Content starts

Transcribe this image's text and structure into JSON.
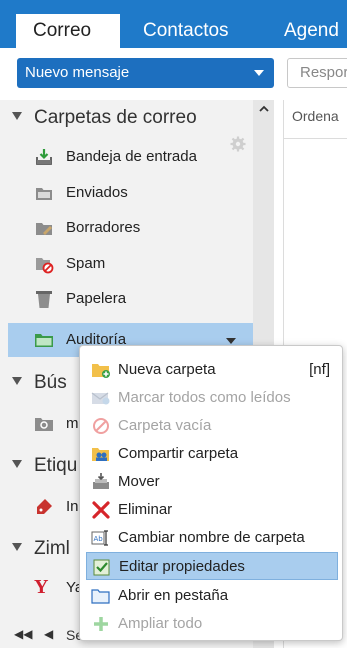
{
  "tabs": [
    {
      "label": "Correo"
    },
    {
      "label": "Contactos"
    },
    {
      "label": "Agend"
    }
  ],
  "toolbar": {
    "new_message": "Nuevo mensaje",
    "reply": "Respor"
  },
  "right_pane": {
    "sort_label": "Ordena"
  },
  "sidebar": {
    "mail_folders_header": "Carpetas de correo",
    "folders": [
      {
        "label": "Bandeja de entrada",
        "icon": "inbox-icon"
      },
      {
        "label": "Enviados",
        "icon": "sent-folder-icon"
      },
      {
        "label": "Borradores",
        "icon": "drafts-folder-icon"
      },
      {
        "label": "Spam",
        "icon": "spam-folder-icon"
      },
      {
        "label": "Papelera",
        "icon": "trash-icon"
      },
      {
        "label": "Auditoría",
        "icon": "folder-icon"
      }
    ],
    "searches_header": "Bús",
    "searches_item": "m",
    "tags_header": "Etiqu",
    "tags_item": "In",
    "zimlets_header": "Ziml",
    "zimlets_item": "Ya",
    "bottom_text": "Se"
  },
  "context_menu": {
    "items": [
      {
        "label": "Nueva carpeta",
        "shortcut": "[nf]",
        "enabled": true
      },
      {
        "label": "Marcar todos como leídos",
        "shortcut": "",
        "enabled": false
      },
      {
        "label": "Carpeta vacía",
        "shortcut": "",
        "enabled": false
      },
      {
        "label": "Compartir carpeta",
        "shortcut": "",
        "enabled": true
      },
      {
        "label": "Mover",
        "shortcut": "",
        "enabled": true
      },
      {
        "label": "Eliminar",
        "shortcut": "",
        "enabled": true
      },
      {
        "label": "Cambiar nombre de carpeta",
        "shortcut": "",
        "enabled": true
      },
      {
        "label": "Editar propiedades",
        "shortcut": "",
        "enabled": true
      },
      {
        "label": "Abrir en pestaña",
        "shortcut": "",
        "enabled": true
      },
      {
        "label": "Ampliar todo",
        "shortcut": "",
        "enabled": false
      }
    ]
  },
  "colors": {
    "topbar": "#1f7ac9",
    "primary_button": "#1d6fbf",
    "selection": "#a9cdee"
  }
}
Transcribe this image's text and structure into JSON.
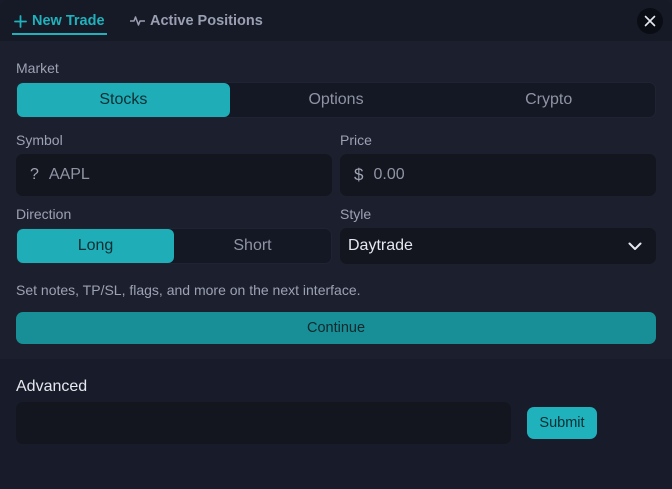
{
  "tabs": {
    "new_trade": "New Trade",
    "active_positions": "Active Positions"
  },
  "icons": {
    "new_trade": "plus-icon",
    "active_positions": "activity-icon",
    "close": "close-icon",
    "style_dropdown": "chevron-down-icon"
  },
  "market": {
    "label": "Market",
    "options": [
      "Stocks",
      "Options",
      "Crypto"
    ],
    "selected": "Stocks"
  },
  "symbol": {
    "label": "Symbol",
    "prefix": "?",
    "value": "AAPL"
  },
  "price": {
    "label": "Price",
    "prefix": "$",
    "placeholder": "0.00"
  },
  "direction": {
    "label": "Direction",
    "options": [
      "Long",
      "Short"
    ],
    "selected": "Long"
  },
  "style": {
    "label": "Style",
    "value": "Daytrade"
  },
  "hint": "Set notes, TP/SL, flags, and more on the next interface.",
  "continue_label": "Continue",
  "advanced": {
    "title": "Advanced",
    "submit_label": "Submit"
  },
  "colors": {
    "accent": "#1fb1bc",
    "background": "#181c2a",
    "field": "#13161f"
  }
}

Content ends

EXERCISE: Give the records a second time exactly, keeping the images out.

WRITTEN ANSWER:
Transcribe this image's text and structure into JSON.
{
  "tabs": [
    {
      "label": "Correo"
    },
    {
      "label": "Contactos"
    },
    {
      "label": "Agend"
    }
  ],
  "toolbar": {
    "new_message": "Nuevo mensaje",
    "reply": "Respor"
  },
  "right_pane": {
    "sort_label": "Ordena"
  },
  "sidebar": {
    "mail_folders_header": "Carpetas de correo",
    "folders": [
      {
        "label": "Bandeja de entrada",
        "icon": "inbox-icon"
      },
      {
        "label": "Enviados",
        "icon": "sent-folder-icon"
      },
      {
        "label": "Borradores",
        "icon": "drafts-folder-icon"
      },
      {
        "label": "Spam",
        "icon": "spam-folder-icon"
      },
      {
        "label": "Papelera",
        "icon": "trash-icon"
      },
      {
        "label": "Auditoría",
        "icon": "folder-icon"
      }
    ],
    "searches_header": "Bús",
    "searches_item": "m",
    "tags_header": "Etiqu",
    "tags_item": "In",
    "zimlets_header": "Ziml",
    "zimlets_item": "Ya",
    "bottom_text": "Se"
  },
  "context_menu": {
    "items": [
      {
        "label": "Nueva carpeta",
        "shortcut": "[nf]",
        "enabled": true
      },
      {
        "label": "Marcar todos como leídos",
        "shortcut": "",
        "enabled": false
      },
      {
        "label": "Carpeta vacía",
        "shortcut": "",
        "enabled": false
      },
      {
        "label": "Compartir carpeta",
        "shortcut": "",
        "enabled": true
      },
      {
        "label": "Mover",
        "shortcut": "",
        "enabled": true
      },
      {
        "label": "Eliminar",
        "shortcut": "",
        "enabled": true
      },
      {
        "label": "Cambiar nombre de carpeta",
        "shortcut": "",
        "enabled": true
      },
      {
        "label": "Editar propiedades",
        "shortcut": "",
        "enabled": true
      },
      {
        "label": "Abrir en pestaña",
        "shortcut": "",
        "enabled": true
      },
      {
        "label": "Ampliar todo",
        "shortcut": "",
        "enabled": false
      }
    ]
  },
  "colors": {
    "topbar": "#1f7ac9",
    "primary_button": "#1d6fbf",
    "selection": "#a9cdee"
  }
}
Transcribe this image's text and structure into JSON.
{
  "tabs": {
    "new_trade": "New Trade",
    "active_positions": "Active Positions"
  },
  "icons": {
    "new_trade": "plus-icon",
    "active_positions": "activity-icon",
    "close": "close-icon",
    "style_dropdown": "chevron-down-icon"
  },
  "market": {
    "label": "Market",
    "options": [
      "Stocks",
      "Options",
      "Crypto"
    ],
    "selected": "Stocks"
  },
  "symbol": {
    "label": "Symbol",
    "prefix": "?",
    "value": "AAPL"
  },
  "price": {
    "label": "Price",
    "prefix": "$",
    "placeholder": "0.00"
  },
  "direction": {
    "label": "Direction",
    "options": [
      "Long",
      "Short"
    ],
    "selected": "Long"
  },
  "style": {
    "label": "Style",
    "value": "Daytrade"
  },
  "hint": "Set notes, TP/SL, flags, and more on the next interface.",
  "continue_label": "Continue",
  "advanced": {
    "title": "Advanced",
    "submit_label": "Submit"
  },
  "colors": {
    "accent": "#1fb1bc",
    "background": "#181c2a",
    "field": "#13161f"
  }
}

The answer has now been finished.